We were asked as a class to assign a genre to the YA novel, Grave Mercy by Robin LaFevers.   The choices we were given were Fantasy and Historical.  When it came time for me to vote, I was very frustrated because I did not want to vote for either of those choices.  Why?

Because for me, Grave Mercy was clearly a romance novel.  Certainly it was set in a historical time period and had a number of paranormal elements, but at its core, I felt this was more a romance than anything else.  In fact, if this were marketed for an adult audience, I believe it would have been placed in the romance section, rather than in fantasy or even historical fiction.

Having said that, I would be more likely to label it historical romance than paranormal romance, which is what led me to choose the genre of historical novel, rather than fantasy/paranormal.  The history flavors every page, the plot line is woven with political intrigue, and we have a hero and a heroine who warily circle around each other, uncertain whether they can trust the other.  They worry about betrayal to be certain, but they also struggle against trusting the other with their heart.
At its core, the story is about love and trust.  Our heroine learns much about herself and essentially grows up through the course of this novel, which helps to place it in the YA genre, but truthfully, it would fit quite neatly amidst any number of historical romances on the shelves today.

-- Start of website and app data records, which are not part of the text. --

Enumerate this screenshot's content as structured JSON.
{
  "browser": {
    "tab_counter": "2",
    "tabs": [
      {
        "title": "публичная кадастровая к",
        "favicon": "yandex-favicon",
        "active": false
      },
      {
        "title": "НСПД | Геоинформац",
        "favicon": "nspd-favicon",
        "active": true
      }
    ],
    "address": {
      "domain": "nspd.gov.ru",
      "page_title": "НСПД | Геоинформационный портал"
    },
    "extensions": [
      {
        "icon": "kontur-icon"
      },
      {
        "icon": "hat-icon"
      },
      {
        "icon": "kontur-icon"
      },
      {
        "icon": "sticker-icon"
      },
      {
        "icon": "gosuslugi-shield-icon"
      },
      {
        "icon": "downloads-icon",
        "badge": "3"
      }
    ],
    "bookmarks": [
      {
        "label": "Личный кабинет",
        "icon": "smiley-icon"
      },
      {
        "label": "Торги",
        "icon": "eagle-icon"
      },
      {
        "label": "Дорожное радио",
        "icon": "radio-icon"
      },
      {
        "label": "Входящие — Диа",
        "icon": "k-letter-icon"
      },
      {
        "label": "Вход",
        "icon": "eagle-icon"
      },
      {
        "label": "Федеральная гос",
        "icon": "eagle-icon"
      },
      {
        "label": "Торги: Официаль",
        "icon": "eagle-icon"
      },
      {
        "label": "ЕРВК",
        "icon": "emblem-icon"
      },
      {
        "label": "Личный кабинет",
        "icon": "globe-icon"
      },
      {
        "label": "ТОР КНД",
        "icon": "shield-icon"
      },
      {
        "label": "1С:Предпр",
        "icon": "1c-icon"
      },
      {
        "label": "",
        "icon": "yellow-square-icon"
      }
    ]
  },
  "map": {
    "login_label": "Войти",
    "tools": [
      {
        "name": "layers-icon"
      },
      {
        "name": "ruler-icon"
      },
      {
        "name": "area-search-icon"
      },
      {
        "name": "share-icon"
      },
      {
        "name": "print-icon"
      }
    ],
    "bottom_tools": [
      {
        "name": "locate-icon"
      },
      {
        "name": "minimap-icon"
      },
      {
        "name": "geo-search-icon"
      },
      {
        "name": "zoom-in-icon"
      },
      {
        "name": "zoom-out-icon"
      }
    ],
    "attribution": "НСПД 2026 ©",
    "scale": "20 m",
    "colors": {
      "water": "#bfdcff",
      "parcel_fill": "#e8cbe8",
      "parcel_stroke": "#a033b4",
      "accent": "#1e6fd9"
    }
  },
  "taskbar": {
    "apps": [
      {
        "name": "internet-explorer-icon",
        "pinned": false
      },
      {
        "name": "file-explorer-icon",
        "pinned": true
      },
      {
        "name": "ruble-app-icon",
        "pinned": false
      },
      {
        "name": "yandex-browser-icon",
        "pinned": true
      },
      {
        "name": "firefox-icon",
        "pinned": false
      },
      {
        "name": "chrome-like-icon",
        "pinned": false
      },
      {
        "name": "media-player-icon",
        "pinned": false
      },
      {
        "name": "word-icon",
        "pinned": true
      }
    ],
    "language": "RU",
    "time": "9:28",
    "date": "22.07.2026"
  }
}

I don’t think the cover art influenced me either way, nor did the jacket copy because I began reading this story expecting one thing and ended up with something else entirely.  It truly was the story itself that led me to my conclusion.  The jacket copy led me to believe this would be a historical novel embedded with political intrigue.  The cover made me think “kick-ass heroine-assassin” and I was several hundred pages in before I finally clued in to the fact that I was basically reading a historical romance.

I think the beautiful thing about the YA market right now is that it transcends genre.  People who affiliate themselves with one genre (mystery, romance, sci-fi, etc.) end up reading books outside of “their” genre because YA does not really attempt to classify its novels.  You end up with a mish-mash of genres, which in many ways, enriches the stories we read.  I think YA offers writers the opportunity to write those cross-genre novels that they’ve always wanted to write.  That paranormal-mystery-western-romance that’s been plaguing them for years.  Set it up as a YA novel and you have an instant market.

Does genre matter?  I think genre only matters in the mind of the reader.  The industry has created an expectation for what a mystery novel will contain.  It has created that expectation of the happily-ever-after in romance.  What expectation is there in YA?  We certainly expect a great story.  And if there’s a girl on the cover in a long flowing gown, we expect a bit of romance, even if she is carrying a crossbow.

Ultimately though, a well-written story that defies genre may go further in the YA market than in the adult one.  It’s what I love about YA.